This victory over the Amalekites was the most brilliant victory that Saul had ever gained, and it served to rekindle the pride of heart that was his greatest peril. The divine edict devoting the enemies of God to utter destruction was but partially fulfilled. Ambitious to heighten the honor of his triumphal return by the presence of a royal captive, Saul ventured to imitate the customs of the nations around him and spared Agag, the fierce and warlike king of the Amalekites. The people reserved for themselves the finest of the flocks, herds, and beasts of burden, excusing their sin on the ground that the cattle were reserved to be offered as sacrifices to the Lord. It was their purpose, however, to use these merely as a substitute, to save their own cattle.
Saul had now been subjected to the final test. His presumptuous disregard of the will of God, showing his determination to rule as an independent monarch, proved that he could not be trusted with royal power as the vicegerent of the Lord.
Conflict and Courage p. 156
—–We will be leaving Sunday to attend Ronnie Jay’s wedding in a far away state. Please pray that we have safe travels. Also, there will be no devotional until the 26th or shortly thereafter. In addition, Ron sprained his ankle last night which will make traveling difficult. Rose
—–Praise—I have an unspoken praise and I thank God for His mercy. E
When I was a little girl, my mother used to take me to the carnival. The fair grounds were at that time only about a mile from my grandparents’ house, so it was not far to walk. The carnival was a place of wonderment for me. Rides that I would never think of going on loomed overhead. Little kiddie rides that I enjoyed, “fishing” for a prize, watching my mother shoot a rife and getting to choose the prize, rough looking men hawking their wares, watching a man swallow a sword, and other wonders captivated my attention.
As we were walking along, my mother saw the House of Mirrors. Curious, she paid the entrance fee. When we got inside, there were mirrors of all types. When we stood in front of one, we looked very tall and skinny. Another one made us look very short and fat. Still another, made us look misshapen. I laughed and laughed. We entered a corridor of mirrors and soon we were lost in a maze. It was impossible to find our way out by sight. The mirrors were set up in such a way that we could see many reflections of ourselves, but not the way out. I felt panic-stricken! After a time of attempting to find the exit, my mother began to panic too. That scared me even more. Finally, she got the idea of feeling her way along the maze. That worked! Once on the outside, we determined never to enter a maze of mirrors again.

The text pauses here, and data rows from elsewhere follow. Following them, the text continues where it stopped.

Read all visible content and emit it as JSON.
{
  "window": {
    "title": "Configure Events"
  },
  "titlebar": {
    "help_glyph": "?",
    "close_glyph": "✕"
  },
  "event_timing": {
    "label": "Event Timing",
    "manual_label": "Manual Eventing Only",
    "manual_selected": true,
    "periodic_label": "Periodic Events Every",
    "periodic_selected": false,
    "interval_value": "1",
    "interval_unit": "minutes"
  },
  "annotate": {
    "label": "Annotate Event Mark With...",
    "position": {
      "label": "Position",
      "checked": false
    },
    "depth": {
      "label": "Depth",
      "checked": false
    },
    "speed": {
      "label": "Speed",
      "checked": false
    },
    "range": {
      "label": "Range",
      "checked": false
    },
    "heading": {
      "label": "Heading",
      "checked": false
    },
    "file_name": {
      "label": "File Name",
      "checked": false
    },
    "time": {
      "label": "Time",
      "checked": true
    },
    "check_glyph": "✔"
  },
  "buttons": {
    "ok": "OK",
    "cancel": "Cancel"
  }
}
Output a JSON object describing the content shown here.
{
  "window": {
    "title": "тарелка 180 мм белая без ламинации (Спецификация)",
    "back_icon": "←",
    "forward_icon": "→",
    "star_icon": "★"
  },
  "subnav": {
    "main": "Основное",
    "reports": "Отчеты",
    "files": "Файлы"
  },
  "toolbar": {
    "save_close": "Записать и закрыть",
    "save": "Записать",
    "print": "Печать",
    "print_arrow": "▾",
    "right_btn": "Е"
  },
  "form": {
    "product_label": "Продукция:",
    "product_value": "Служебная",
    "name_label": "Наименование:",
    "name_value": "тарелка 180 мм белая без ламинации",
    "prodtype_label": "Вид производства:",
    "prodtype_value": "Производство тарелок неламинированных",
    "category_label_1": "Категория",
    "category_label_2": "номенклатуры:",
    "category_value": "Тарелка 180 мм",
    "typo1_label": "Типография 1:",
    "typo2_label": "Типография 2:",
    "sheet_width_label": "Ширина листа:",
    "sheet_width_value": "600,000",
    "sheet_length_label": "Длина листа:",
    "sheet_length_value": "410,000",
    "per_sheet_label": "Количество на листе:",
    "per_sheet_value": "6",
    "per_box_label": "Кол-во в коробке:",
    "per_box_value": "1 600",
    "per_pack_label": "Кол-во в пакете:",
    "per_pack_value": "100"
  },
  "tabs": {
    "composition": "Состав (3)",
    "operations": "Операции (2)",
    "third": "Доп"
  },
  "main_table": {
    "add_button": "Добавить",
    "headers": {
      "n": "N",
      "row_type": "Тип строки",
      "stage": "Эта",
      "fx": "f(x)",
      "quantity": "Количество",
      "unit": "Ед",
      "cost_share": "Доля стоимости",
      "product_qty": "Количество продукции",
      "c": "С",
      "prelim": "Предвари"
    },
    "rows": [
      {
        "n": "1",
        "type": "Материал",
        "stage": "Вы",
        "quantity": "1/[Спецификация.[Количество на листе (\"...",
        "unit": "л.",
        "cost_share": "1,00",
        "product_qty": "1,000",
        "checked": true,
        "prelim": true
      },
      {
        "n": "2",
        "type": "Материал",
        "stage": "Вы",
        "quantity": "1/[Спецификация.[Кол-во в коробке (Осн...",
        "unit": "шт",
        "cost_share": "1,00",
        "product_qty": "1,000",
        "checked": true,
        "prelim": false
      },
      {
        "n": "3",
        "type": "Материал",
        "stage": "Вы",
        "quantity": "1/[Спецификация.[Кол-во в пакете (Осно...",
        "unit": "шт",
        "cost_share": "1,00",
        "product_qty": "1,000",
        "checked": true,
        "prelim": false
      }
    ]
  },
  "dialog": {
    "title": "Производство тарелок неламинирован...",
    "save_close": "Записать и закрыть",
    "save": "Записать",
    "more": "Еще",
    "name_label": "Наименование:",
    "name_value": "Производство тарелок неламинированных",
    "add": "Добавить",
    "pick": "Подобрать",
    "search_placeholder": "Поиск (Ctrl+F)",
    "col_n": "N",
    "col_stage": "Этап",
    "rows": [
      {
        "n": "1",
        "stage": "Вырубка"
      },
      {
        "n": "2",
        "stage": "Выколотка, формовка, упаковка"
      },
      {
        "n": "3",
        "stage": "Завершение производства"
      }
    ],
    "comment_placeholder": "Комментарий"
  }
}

How often life is like that maze of mirrors. Without the our Great Redeemer’s guidance, we become lost in the tangle of trials and troubles of our own making. Without His special leading, we can get ourselves into circumstances where there seems to be no way out. The more we try to extricate ourselves from the situation, getting deeper we get in the trap.
There is only one way of escape. If we ask Him, Jesus will help us disentangle ourselves from the mess we have gotten ourselves into. All we need to do is ask. Our Dear Saviour promises, “I will instruct thee and teach thee in the way which thou shalt go: I will guide thee with mine eye.” Psa 32:8 He is the Way, the Truth, and the Life! No matter what our circumstance, no matter how deeply we are ensnared in our own “house of mirrors, “if we cry unto the Lord in our trouble, He will save us out of all of our distresses, deliver us from self- destruction, teach us His way, and make a plain path for our feet. < Psa 107:19,20, 27:11>
May we, this very day, while the door of mercy is still open, ask our Loving Saviour to take complete control of our life. May we declare as did David, “Thou shalt guide me with thy counsel, and afterward receive me to glory.” Psa 73:24 May we ever “follow the Lamb whithersoever he goeth” is my prayer. Rev 14:4